When temperatures rise during the summer, you’ll turn to the air conditioning system to cool down your house. While looking at the settings on the thermostat, you may wonder just how cool the AC could potentially make your home. On most thermostats, the lowest setting allowed is 10–15°C, and that’s too cold for most people. Can the AC actually get your house that cool? Could it potentially go farther if the thermostat settings went lower?
We think this is a good question to ask, because it’s not only a theoretical exercise. Knowing the cooling limits of an air conditioning system can help you understand some important basics about how it works and how best to use it. We’ll explain the facts about your AC’s limits below.
The cooling capacity of an air conditioning system is the measure of how much cool air it can put out over a specific amount of time.

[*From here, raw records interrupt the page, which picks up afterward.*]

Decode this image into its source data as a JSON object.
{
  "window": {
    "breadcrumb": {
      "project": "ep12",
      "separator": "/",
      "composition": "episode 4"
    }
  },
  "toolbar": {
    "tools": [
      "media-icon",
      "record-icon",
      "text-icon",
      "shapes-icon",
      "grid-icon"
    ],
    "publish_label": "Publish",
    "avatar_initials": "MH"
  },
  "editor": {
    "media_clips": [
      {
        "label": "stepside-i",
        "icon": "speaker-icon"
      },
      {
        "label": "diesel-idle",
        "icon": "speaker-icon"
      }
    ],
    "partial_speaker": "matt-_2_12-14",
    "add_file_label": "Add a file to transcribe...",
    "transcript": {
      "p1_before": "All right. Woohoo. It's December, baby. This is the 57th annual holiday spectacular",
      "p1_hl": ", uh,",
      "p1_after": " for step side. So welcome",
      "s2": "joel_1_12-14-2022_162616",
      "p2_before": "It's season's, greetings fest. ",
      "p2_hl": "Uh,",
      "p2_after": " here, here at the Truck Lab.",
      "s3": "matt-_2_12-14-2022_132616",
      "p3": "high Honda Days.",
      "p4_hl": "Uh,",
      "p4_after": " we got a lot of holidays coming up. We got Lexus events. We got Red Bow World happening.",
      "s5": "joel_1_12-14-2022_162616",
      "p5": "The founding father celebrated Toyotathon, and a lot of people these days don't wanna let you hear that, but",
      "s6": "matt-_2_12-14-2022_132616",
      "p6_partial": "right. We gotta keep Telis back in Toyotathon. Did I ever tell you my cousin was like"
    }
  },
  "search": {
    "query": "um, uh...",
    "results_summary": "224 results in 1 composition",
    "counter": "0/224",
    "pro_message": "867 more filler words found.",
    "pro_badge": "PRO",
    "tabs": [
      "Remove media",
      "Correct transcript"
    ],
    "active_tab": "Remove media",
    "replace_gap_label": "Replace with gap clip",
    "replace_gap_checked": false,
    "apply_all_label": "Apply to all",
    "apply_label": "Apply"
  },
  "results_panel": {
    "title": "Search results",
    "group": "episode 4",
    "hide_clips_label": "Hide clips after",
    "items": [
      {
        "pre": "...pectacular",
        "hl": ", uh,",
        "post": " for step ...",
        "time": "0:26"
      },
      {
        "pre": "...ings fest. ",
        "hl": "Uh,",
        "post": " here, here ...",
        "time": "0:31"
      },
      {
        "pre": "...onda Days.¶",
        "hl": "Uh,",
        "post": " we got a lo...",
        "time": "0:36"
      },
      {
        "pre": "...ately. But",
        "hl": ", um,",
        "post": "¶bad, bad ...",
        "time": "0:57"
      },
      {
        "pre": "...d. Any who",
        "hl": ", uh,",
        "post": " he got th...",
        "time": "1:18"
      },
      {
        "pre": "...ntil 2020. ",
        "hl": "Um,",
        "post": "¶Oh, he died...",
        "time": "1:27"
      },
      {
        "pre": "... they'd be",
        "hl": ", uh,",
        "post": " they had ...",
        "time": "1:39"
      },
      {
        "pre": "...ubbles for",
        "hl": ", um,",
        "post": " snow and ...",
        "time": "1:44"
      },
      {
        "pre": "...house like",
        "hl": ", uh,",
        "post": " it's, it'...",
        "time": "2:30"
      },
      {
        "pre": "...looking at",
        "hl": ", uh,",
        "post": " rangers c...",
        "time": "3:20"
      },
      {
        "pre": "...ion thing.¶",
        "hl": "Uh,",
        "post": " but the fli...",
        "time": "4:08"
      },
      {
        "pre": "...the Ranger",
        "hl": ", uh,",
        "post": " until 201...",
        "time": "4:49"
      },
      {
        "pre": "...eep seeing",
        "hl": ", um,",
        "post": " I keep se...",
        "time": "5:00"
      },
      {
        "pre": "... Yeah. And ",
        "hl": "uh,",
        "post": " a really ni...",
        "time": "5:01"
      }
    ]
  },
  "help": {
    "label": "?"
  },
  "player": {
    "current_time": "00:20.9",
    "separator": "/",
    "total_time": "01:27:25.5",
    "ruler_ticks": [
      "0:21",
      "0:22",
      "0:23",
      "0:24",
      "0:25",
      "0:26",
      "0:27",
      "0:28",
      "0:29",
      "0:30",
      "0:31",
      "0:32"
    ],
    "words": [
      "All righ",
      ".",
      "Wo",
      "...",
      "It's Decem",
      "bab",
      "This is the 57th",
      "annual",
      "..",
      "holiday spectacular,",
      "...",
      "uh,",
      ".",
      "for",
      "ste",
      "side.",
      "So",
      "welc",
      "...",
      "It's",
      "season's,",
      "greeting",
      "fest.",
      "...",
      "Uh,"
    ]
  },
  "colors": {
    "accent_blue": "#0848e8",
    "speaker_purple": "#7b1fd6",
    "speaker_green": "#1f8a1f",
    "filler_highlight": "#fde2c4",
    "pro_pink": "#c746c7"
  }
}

Or, more specifically, how much heat it can remove, since air conditioners operate by pumping heat from the indoor air to the outdoor air. An air conditioner’s capacity is measured in units called tons. One ton of cooling is equal to 12,000 BTUs of heat removed from the air per hour.
The average home will require an AC with 1 to 10 tons of cooling capacity. However, you can’t decide to have a more powerful system to get more cooling—an air conditioner that’s too powerful will cause the system to shut down early. In other words, you must have a specially matched cooling capacity for your home. And this is where the second measurement of AC cooling comes into play…
The temperature differential of an air conditioning system is how much it can lower the temperature of the air. Capacity measures the amount of cooling power, but not how cool the air can get. When an AC is sized correctly for a house, it will be able to lower the temperature of the air it draws in through the return ducts by a maximum of 11°C. No matter how low you set the thermostat, this is the limit of how cool the air will get. (And setting the thermostat lower doesn’t make the AC cool the air any faster, it just tells the AC to run for longer to reach the target temperature.)
The good news is that a temperature differential of 11°C is enough to handle the heat of most days. Even if the outdoor temperature rises to 37°C, you can still lower it down to 26°C, which is comfortable for most people. When you consider that insulation already keeps some of the heat out of your home, your AC has an easier job already. Keeping your house at an energy-saving thermostat setting of 25°C shouldn’t be difficult or put too much strain on the air conditioner.
If you have an AC that can’t handle the heat, no matter how you set the thermostat, you may need air conditioning repair in Campbell River, BC. We’ll see that your AC gets back in shape.
Need help with getting your house cool. Just look to Temprite Climate Solutions. For a job done right, call Temprite!